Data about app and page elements
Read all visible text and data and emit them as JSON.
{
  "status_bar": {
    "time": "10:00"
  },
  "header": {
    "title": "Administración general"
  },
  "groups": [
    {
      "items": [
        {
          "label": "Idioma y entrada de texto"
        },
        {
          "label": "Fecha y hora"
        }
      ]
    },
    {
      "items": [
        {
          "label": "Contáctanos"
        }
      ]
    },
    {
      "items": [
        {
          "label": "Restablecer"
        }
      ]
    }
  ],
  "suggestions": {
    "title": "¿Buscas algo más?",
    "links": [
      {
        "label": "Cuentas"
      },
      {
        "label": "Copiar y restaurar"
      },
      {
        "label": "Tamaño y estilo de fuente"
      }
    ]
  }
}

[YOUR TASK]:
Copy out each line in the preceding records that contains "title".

[EXPECTED ANSWER]:
    "title": "Administración general"
    "title": "¿Buscas algo más?",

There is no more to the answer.